▶ [TASK OBJECTIVE]
From the records below, extract all the text exactly and leave the images behind.

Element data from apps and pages

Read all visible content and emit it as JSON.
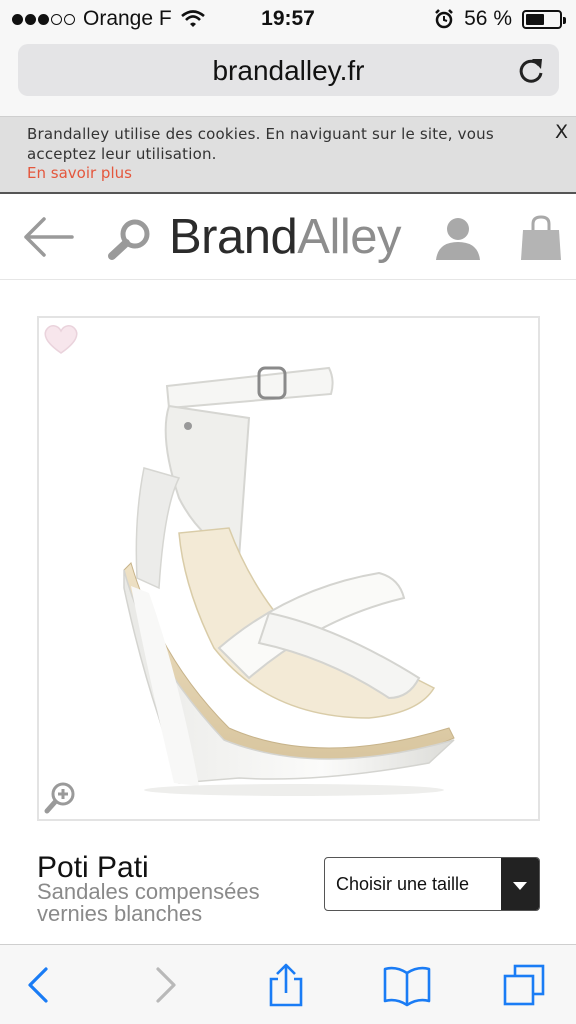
{
  "status_bar": {
    "carrier": "Orange F",
    "signal_bars_filled": 3,
    "signal_bars_total": 5,
    "time": "19:57",
    "battery_percent_label": "56 %",
    "battery_level": 0.56
  },
  "browser": {
    "url": "brandalley.fr"
  },
  "cookie_banner": {
    "text": "Brandalley utilise des cookies. En naviguant sur le site, vous acceptez leur utilisation.",
    "link": "En savoir plus",
    "close_label": "X"
  },
  "header": {
    "logo_brand": "Brand",
    "logo_alley": "Alley"
  },
  "product": {
    "name": "Poti Pati",
    "description": "Sandales compensées vernies blanches",
    "size_select": {
      "label": "Choisir une taille"
    }
  },
  "colors": {
    "accent": "#e4573d",
    "logo_dark": "#2b2b2b",
    "logo_light": "#8d8d8d",
    "ios_blue": "#1a7cf5"
  }
}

▶ [SOLUTION TO THE EXERCISE]
Read all visible content and emit it as JSON.
{
  "status_bar": {
    "carrier": "Orange F",
    "signal_bars_filled": 3,
    "signal_bars_total": 5,
    "time": "19:57",
    "battery_percent_label": "56 %",
    "battery_level": 0.56
  },
  "browser": {
    "url": "brandalley.fr"
  },
  "cookie_banner": {
    "text": "Brandalley utilise des cookies. En naviguant sur le site, vous acceptez leur utilisation.",
    "link": "En savoir plus",
    "close_label": "X"
  },
  "header": {
    "logo_brand": "Brand",
    "logo_alley": "Alley"
  },
  "product": {
    "name": "Poti Pati",
    "description": "Sandales compensées vernies blanches",
    "size_select": {
      "label": "Choisir une taille"
    }
  },
  "colors": {
    "accent": "#e4573d",
    "logo_dark": "#2b2b2b",
    "logo_light": "#8d8d8d",
    "ios_blue": "#1a7cf5"
  }
}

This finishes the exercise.